Throughout the years technology has come far and has helped us design our tools and next natural habitats, such as a hut to live. Stone tools became primitive extentions of our bodies and the basis of man's development.
The usage of such emojis in daily messaging brings with it the question: when would someone use this emoji? Perhaps, you could use the hut when communicating that you are going on a digital detox; this emoji demonstrates how modern technologies return us to the tribe.
The present: Animals
A second subgroup that is observable are the emojis of animals. Some of these animals are extinct and are brought back to life via virtual technology - in the shape of emojis. These emojis allow us to remember the existence of these animals and to conserve the past.
However, these emojis also allow us to reflect upon the present. For instance, with new technological developments surrounding the Frozen Zoo and the ability of cell manipulation these now extinct animals may be brought back to life in the future. However, not only extinct animals can be brought back to life with this technology but also animals that are endangered by climate change, such as the polar bear, can in the future be resurrected.
When someone mentions they are still using Facebook the mammoth can be used to communicate their prehistoric choice of social medium. After all, TikTok is the hot stuff now, right?
The future: Gender-inclusivity

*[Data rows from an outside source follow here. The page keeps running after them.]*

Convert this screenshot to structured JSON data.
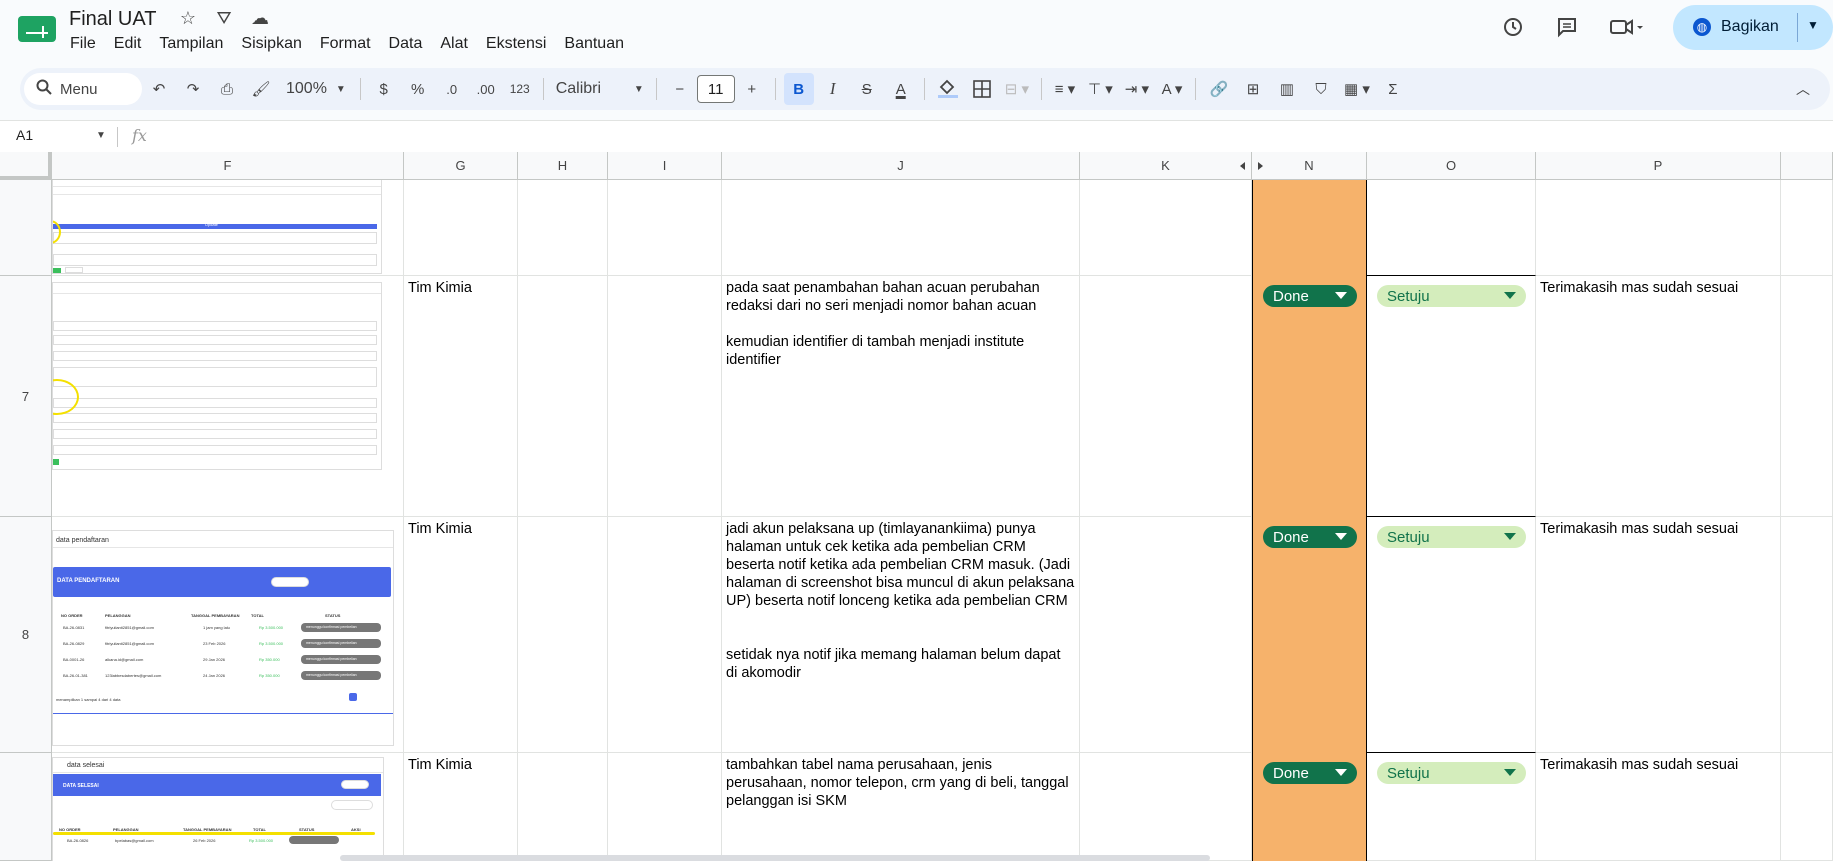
{
  "app": {
    "title": "Final UAT",
    "menu": [
      "File",
      "Edit",
      "Tampilan",
      "Sisipkan",
      "Format",
      "Data",
      "Alat",
      "Ekstensi",
      "Bantuan"
    ],
    "share_label": "Bagikan",
    "accent": "#c2e7ff"
  },
  "toolbar": {
    "search_label": "Menu",
    "zoom": "100%",
    "currency": "$",
    "percent": "%",
    "dec_decrease": ".0",
    "dec_increase": ".00",
    "number_format": "123",
    "font": "Calibri",
    "font_size": "11",
    "minus": "−",
    "plus": "+",
    "bold": "B",
    "italic": "I",
    "strike": "S",
    "text_color": "A",
    "sum": "Σ"
  },
  "formula_bar": {
    "cell_ref": "A1",
    "fx": "fx",
    "content": ""
  },
  "columns": [
    "F",
    "G",
    "H",
    "I",
    "J",
    "K",
    "N",
    "O",
    "P"
  ],
  "rows": [
    {
      "row_number": "",
      "G": "",
      "J": "",
      "N": null,
      "O": null,
      "P": ""
    },
    {
      "row_number": "7",
      "G": "Tim Kimia",
      "J": "pada saat penambahan bahan acuan perubahan redaksi dari no seri menjadi nomor bahan acuan\n\nkemudian identifier di tambah menjadi institute identifier",
      "N": "Done",
      "O": "Setuju",
      "P": "Terimakasih mas sudah sesuai"
    },
    {
      "row_number": "8",
      "G": "Tim Kimia",
      "J": "jadi akun pelaksana up (timlayanankiima) punya halaman untuk cek ketika ada pembelian CRM beserta notif ketika ada pembelian CRM masuk. (Jadi halaman di screenshot bisa muncul di akun pelaksana UP) beserta notif lonceng ketika ada pembelian CRM\n\n\nsetidak nya notif jika memang halaman belum dapat di akomodir",
      "N": "Done",
      "O": "Setuju",
      "P": "Terimakasih mas sudah sesuai"
    },
    {
      "row_number": "",
      "G": "Tim Kimia",
      "J": "tambahkan tabel nama perusahaan, jenis perusahaan, nomor telepon, crm yang di beli, tanggal pelanggan isi SKM",
      "N": "Done",
      "O": "Setuju",
      "P": "Terimakasih mas sudah sesuai"
    }
  ],
  "thumbnails": {
    "row7_title": "Update",
    "row8_title": "data pendaftaran",
    "row8_banner": "DATA PENDAFTARAN",
    "row8_headers": [
      "NO ORDER",
      "PELANGGAN",
      "TANGGAL PEMBAYARAN",
      "TOTAL",
      "STATUS"
    ],
    "row8_rows": [
      [
        "BA-26-0831",
        "fitriyulianti2851@gmail.com",
        "1 jam yang lalu",
        "Rp 3.500.000",
        "menunggu konfirmasi pembelian"
      ],
      [
        "BA-26-0829",
        "fitriyulianti2851@gmail.com",
        "23 Feb 2026",
        "Rp 3.500.000",
        "menunggu konfirmasi pembelian"
      ],
      [
        "BA-0001-26",
        "alkana.id@gmail.com",
        "29 Jan 2026",
        "Rp 350.000",
        "menunggu konfirmasi pembelian"
      ],
      [
        "BA-26-01-381",
        "123labbesdabertes@gmail.com",
        "24 Jan 2026",
        "Rp 350.000",
        "menunggu konfirmasi pembelian"
      ]
    ],
    "row8_footer": "menampilkan 1 sampai 4 dari 4 data",
    "row9_title": "data selesai",
    "row9_banner": "DATA SELESAI",
    "row9_headers": [
      "NO ORDER",
      "PELANGGAN",
      "TANGGAL PEMBAYARAN",
      "TOTAL",
      "STATUS",
      "AKSI"
    ],
    "row9_row": [
      "BA-26-0826",
      "bpelabas@gmail.com",
      "26 Feb 2026",
      "Rp 3.500.000"
    ]
  },
  "colors": {
    "done": "#11734b",
    "setuju": "#d4edbc",
    "orange_column": "#f6b26b"
  }
}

Noticeable within the emojis of Unicode 13.0 are the non-gender representations. This correlates closely to the new options technology provides us such as an artificial womb for the creation of a family. One of the projects here at Next Nature, Reprodutopia, brings to question exactly these kinds of new options afforded by technology.
Therefore, we here at Next Nature therefore hope to see people use this emoji in correlation with non-gender reproduction. Welcome to Reprodutopia!
Embracing the unknown
Finally, a fun take-away from analysing these emojis was the emoji called ‘people hugging’ which showed two blobs instead of people. Perhaps what the Unicode is trying to communicate with this is that they not only embrace people but also other species, such as robots. Perhaps this will encourage the robots to be embraced by our communicative tools as well in the near future. We can't wait for it...